In the listing, some lines may hold the string "image"; report how many do, as a bare number.

[Start of Attachment]

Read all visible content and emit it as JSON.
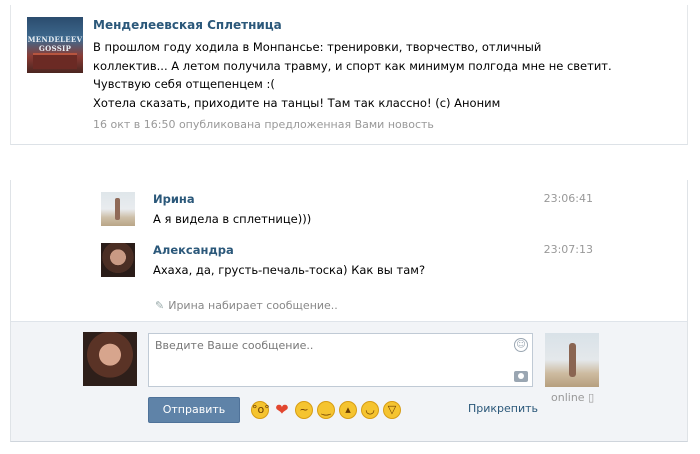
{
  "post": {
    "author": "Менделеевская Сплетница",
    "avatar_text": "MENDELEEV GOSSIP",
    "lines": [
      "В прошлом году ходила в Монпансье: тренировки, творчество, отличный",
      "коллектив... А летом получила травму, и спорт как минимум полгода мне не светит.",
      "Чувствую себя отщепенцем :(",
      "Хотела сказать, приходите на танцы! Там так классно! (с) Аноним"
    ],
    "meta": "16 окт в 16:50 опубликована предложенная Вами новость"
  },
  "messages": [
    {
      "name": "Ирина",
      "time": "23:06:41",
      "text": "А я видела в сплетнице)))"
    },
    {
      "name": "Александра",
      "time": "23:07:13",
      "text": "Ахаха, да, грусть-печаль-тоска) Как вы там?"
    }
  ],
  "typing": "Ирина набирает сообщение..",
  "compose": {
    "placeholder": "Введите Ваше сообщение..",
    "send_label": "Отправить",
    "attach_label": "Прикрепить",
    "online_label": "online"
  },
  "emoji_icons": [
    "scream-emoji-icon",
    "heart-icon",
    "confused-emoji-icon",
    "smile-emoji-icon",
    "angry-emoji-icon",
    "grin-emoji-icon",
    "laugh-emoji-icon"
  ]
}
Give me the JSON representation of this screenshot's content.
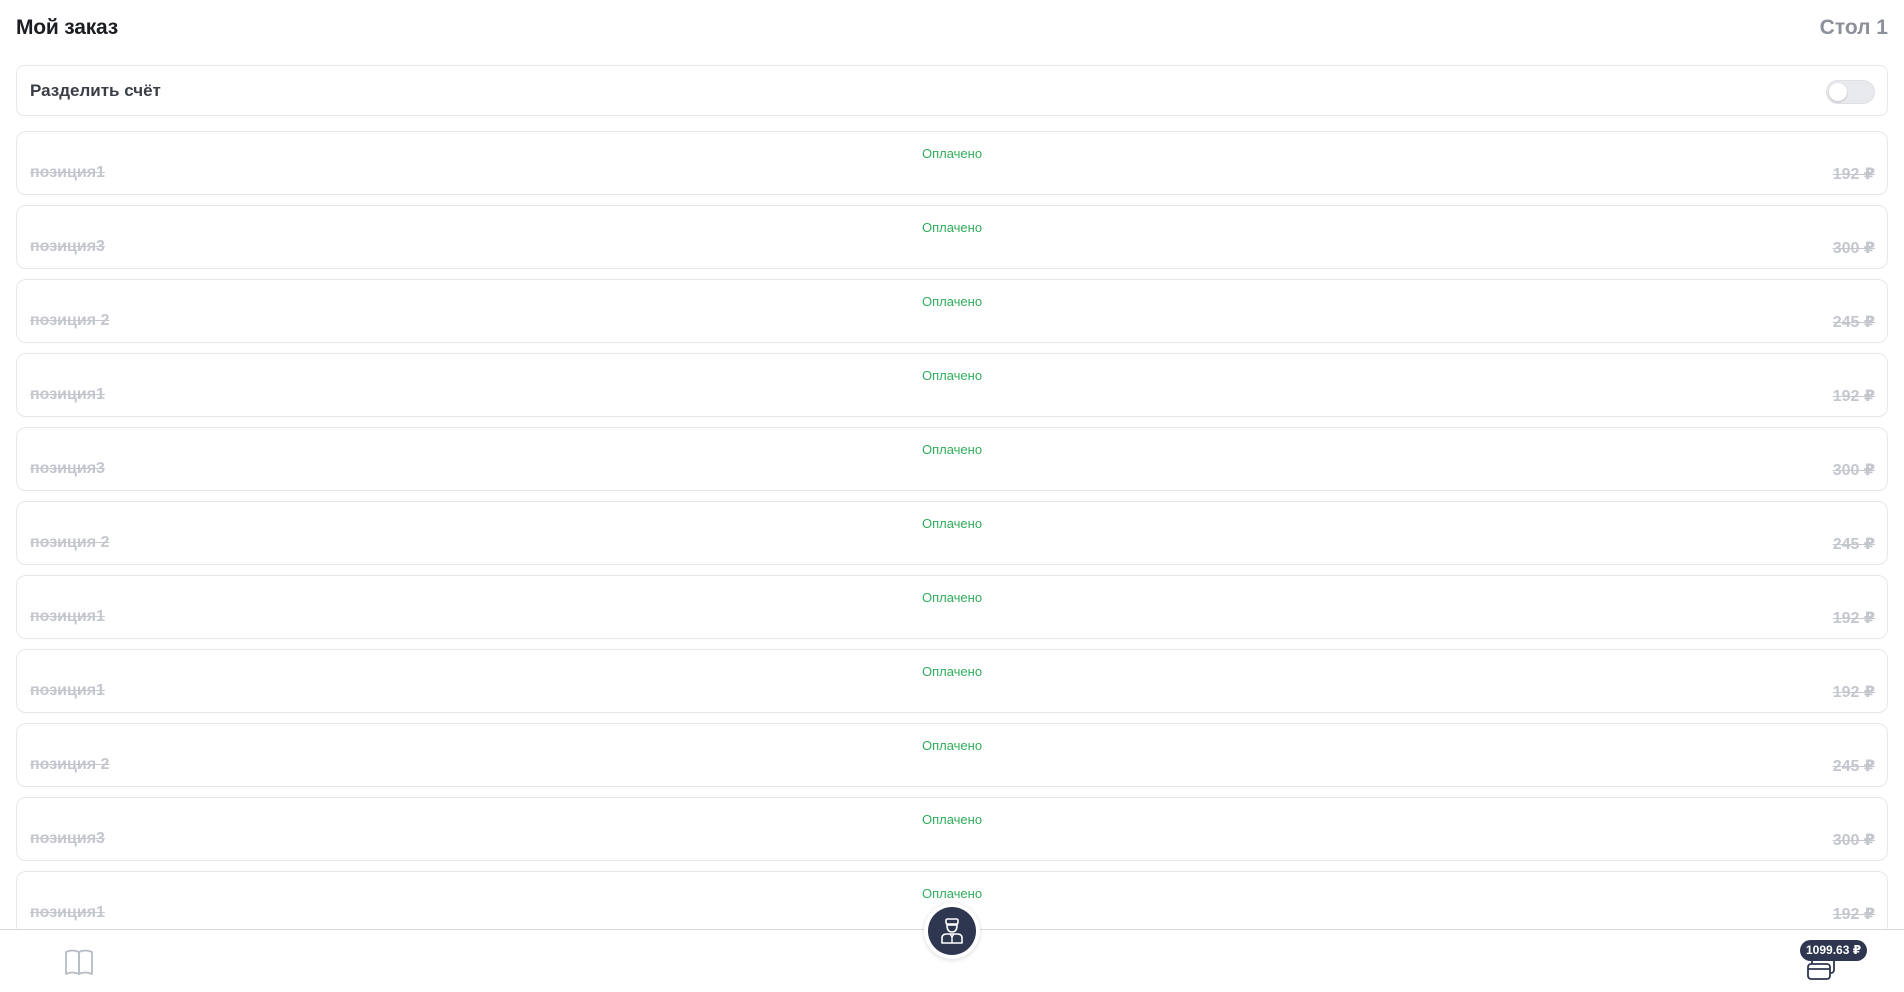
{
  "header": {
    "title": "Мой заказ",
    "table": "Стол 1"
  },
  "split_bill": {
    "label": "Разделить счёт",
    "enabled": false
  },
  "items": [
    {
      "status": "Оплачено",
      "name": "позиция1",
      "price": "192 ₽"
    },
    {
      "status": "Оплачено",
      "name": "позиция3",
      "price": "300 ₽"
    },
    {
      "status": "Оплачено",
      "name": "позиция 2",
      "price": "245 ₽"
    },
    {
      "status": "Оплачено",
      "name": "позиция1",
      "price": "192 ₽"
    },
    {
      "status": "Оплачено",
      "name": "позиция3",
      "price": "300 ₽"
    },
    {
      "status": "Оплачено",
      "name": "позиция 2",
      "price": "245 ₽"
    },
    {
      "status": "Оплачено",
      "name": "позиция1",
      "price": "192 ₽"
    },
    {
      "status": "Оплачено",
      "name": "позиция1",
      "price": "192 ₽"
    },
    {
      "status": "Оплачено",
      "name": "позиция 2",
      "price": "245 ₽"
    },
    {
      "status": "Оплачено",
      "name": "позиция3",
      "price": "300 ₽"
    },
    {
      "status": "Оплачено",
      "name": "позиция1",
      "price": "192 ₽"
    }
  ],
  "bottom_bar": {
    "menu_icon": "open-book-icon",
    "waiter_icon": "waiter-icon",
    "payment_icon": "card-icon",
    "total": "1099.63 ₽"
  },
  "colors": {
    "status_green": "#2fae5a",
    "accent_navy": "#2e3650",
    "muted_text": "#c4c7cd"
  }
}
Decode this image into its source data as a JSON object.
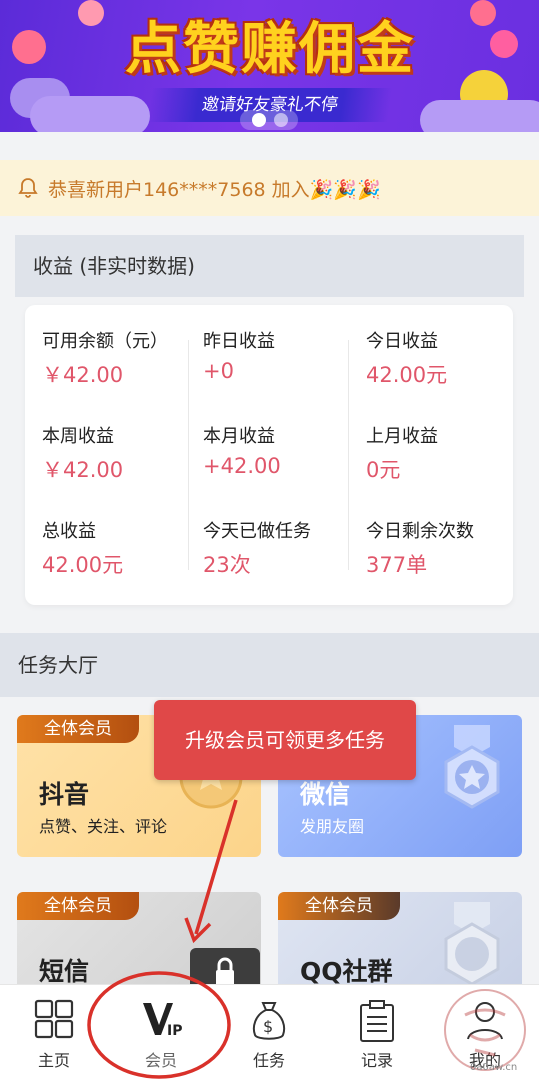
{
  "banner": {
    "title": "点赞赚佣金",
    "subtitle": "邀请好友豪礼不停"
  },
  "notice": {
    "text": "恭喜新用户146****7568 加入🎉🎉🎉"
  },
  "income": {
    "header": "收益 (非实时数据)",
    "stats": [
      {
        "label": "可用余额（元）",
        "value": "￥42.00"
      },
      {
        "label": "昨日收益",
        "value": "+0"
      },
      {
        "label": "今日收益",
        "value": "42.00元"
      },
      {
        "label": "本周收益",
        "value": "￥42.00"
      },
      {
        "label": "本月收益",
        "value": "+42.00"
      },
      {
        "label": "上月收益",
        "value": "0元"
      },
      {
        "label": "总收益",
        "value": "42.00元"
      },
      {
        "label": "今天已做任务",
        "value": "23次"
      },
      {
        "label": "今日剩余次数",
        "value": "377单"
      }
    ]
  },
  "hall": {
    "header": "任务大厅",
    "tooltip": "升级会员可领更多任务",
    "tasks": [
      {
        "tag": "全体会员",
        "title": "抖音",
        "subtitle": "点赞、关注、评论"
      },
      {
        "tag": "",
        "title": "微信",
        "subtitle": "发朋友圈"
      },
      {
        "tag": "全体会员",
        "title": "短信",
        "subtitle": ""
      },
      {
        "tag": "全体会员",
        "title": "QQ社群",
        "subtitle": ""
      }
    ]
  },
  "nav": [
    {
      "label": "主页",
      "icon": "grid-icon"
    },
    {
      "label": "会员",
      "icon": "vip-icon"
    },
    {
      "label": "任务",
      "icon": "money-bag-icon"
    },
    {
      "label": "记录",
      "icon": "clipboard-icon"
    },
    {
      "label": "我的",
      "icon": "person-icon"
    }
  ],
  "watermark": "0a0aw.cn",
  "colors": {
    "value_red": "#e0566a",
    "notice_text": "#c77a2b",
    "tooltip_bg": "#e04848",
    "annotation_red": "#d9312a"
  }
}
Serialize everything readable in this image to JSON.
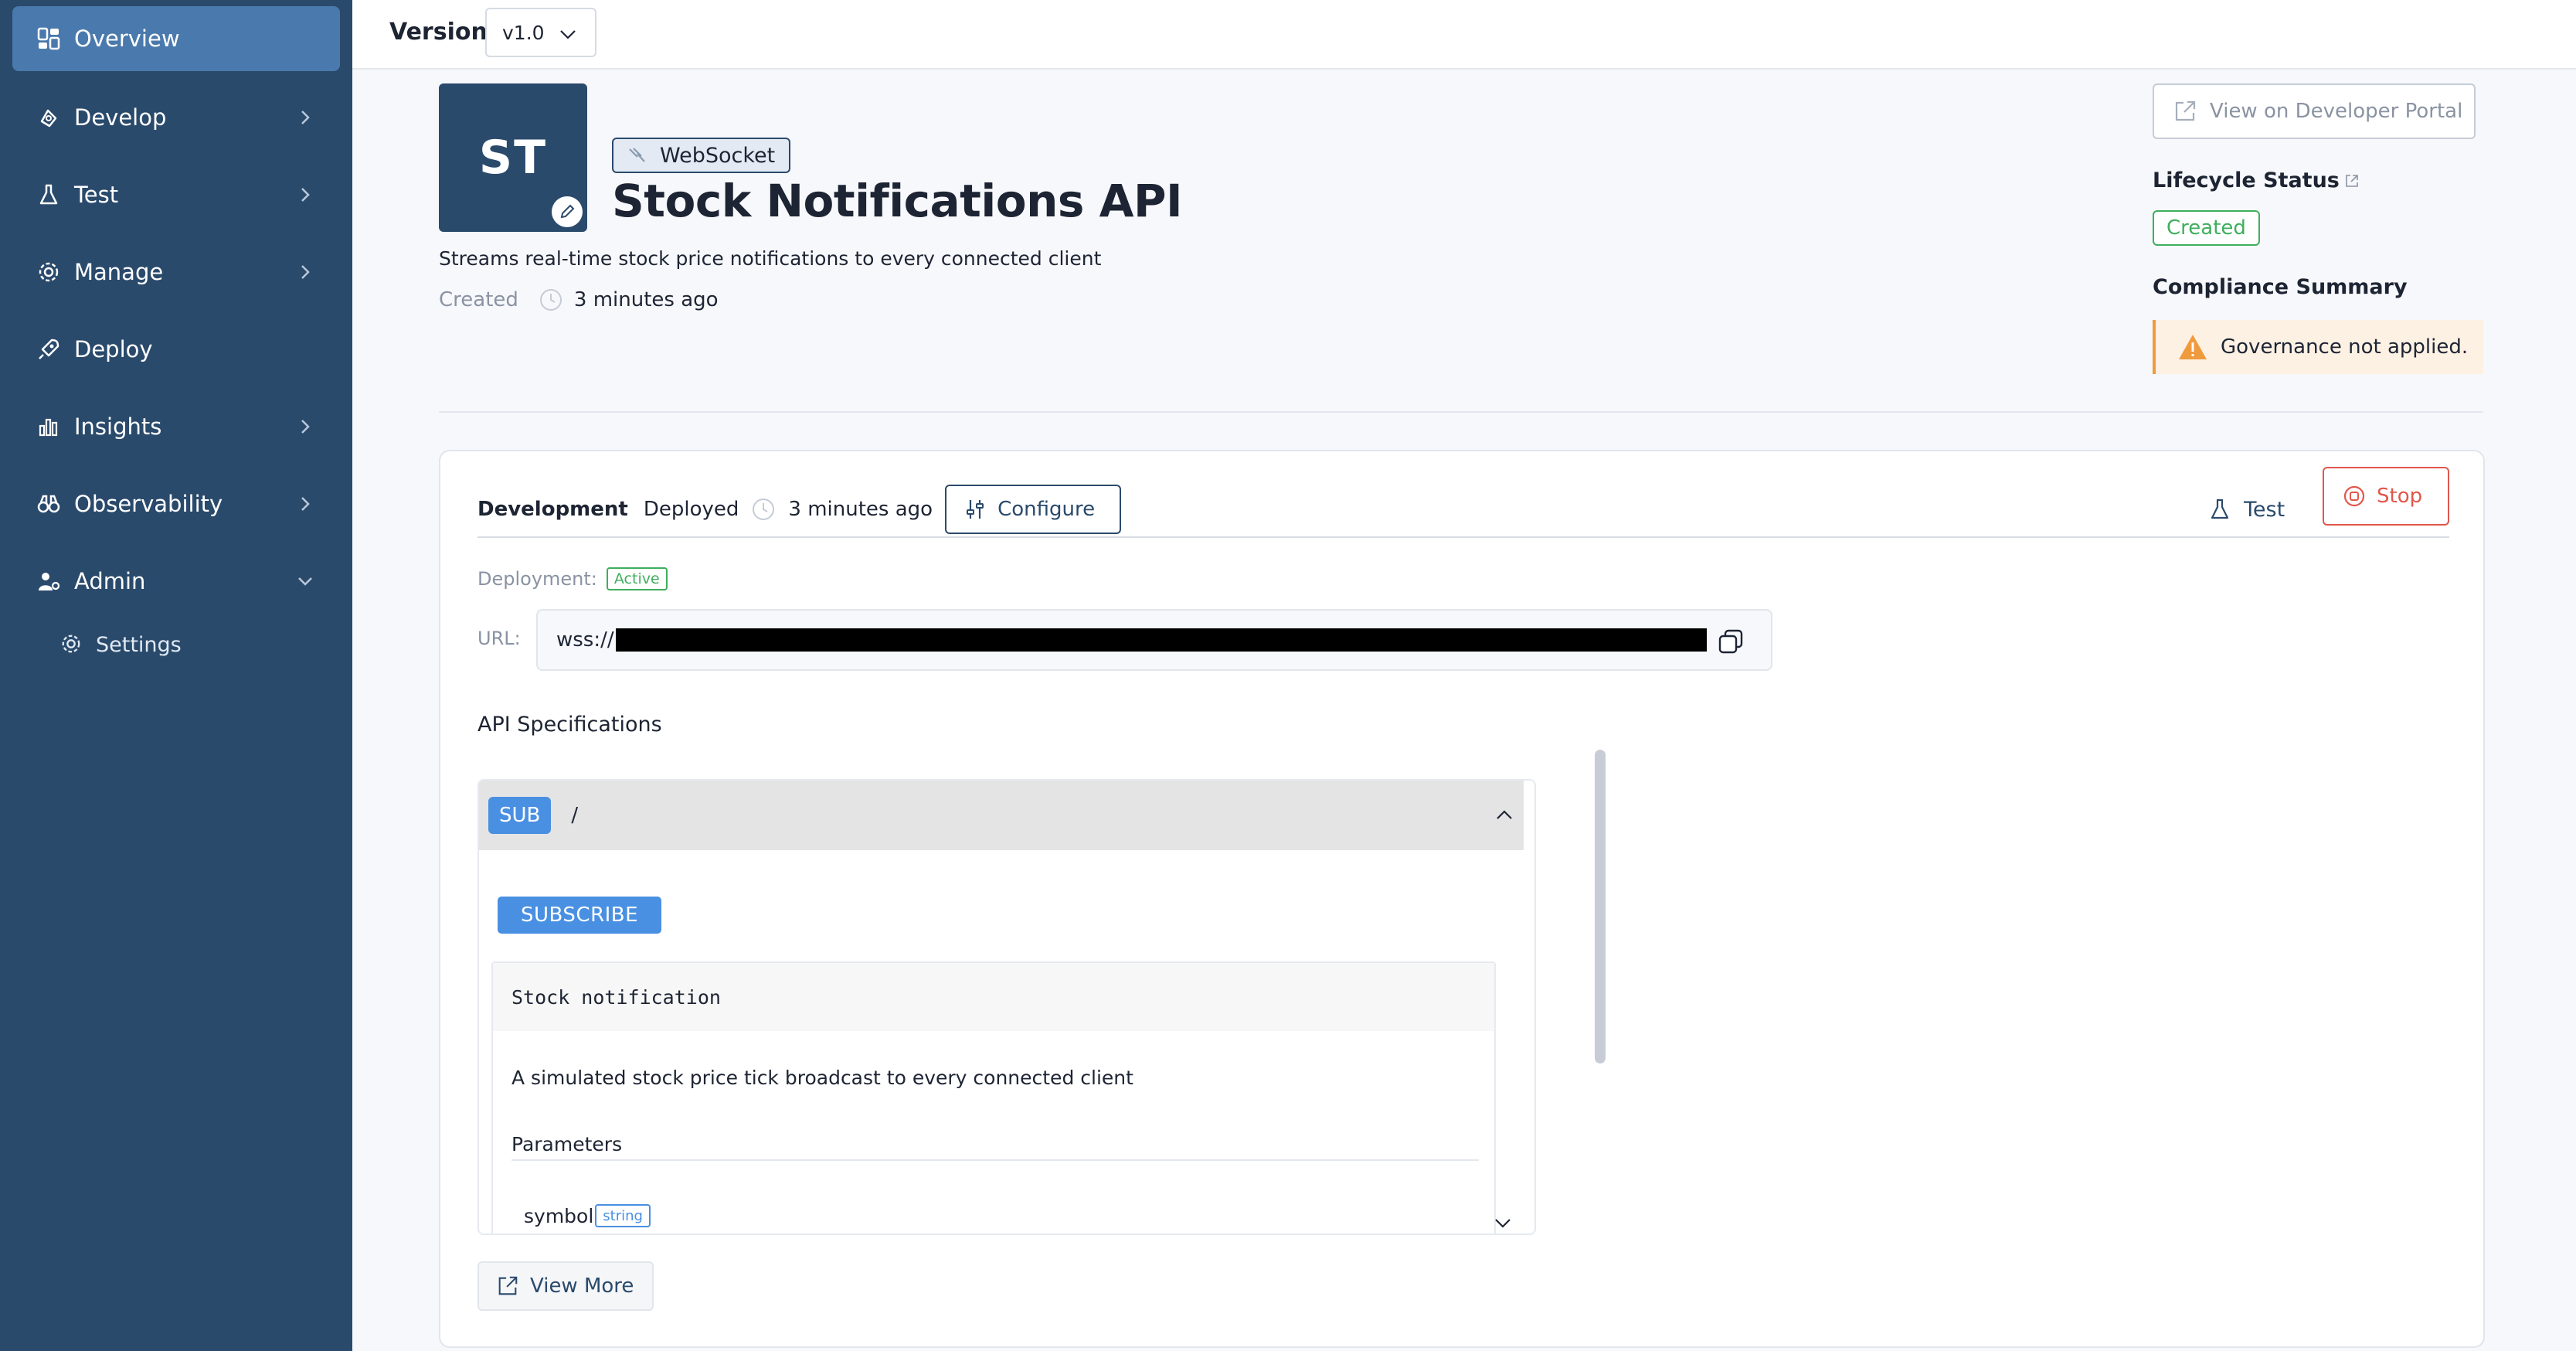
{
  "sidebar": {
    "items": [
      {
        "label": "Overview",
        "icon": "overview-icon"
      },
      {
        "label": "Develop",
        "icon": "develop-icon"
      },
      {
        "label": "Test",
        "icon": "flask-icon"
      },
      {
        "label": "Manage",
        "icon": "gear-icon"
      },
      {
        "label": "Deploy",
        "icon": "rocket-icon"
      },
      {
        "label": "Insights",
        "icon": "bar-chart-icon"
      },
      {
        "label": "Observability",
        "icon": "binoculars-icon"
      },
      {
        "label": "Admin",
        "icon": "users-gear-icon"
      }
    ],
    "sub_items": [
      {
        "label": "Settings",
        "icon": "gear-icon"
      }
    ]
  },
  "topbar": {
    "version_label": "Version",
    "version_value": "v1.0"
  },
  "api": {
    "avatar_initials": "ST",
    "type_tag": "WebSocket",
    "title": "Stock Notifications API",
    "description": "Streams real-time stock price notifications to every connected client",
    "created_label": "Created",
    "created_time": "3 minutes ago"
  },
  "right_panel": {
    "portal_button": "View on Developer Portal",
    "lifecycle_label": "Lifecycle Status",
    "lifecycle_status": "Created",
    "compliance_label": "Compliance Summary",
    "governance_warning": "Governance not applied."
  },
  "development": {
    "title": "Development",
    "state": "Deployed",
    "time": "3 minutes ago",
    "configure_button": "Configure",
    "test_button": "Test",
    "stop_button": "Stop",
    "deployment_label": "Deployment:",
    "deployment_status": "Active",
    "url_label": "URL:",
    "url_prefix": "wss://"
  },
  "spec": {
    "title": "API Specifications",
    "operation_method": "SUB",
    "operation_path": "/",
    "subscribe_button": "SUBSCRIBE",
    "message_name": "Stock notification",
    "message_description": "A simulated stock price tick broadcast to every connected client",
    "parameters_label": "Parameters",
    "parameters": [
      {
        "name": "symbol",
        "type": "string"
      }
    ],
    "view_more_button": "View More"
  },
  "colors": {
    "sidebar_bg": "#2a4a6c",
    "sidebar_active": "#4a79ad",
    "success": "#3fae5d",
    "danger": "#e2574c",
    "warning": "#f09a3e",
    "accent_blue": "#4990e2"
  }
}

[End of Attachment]

▶ _RESPONSE_:
2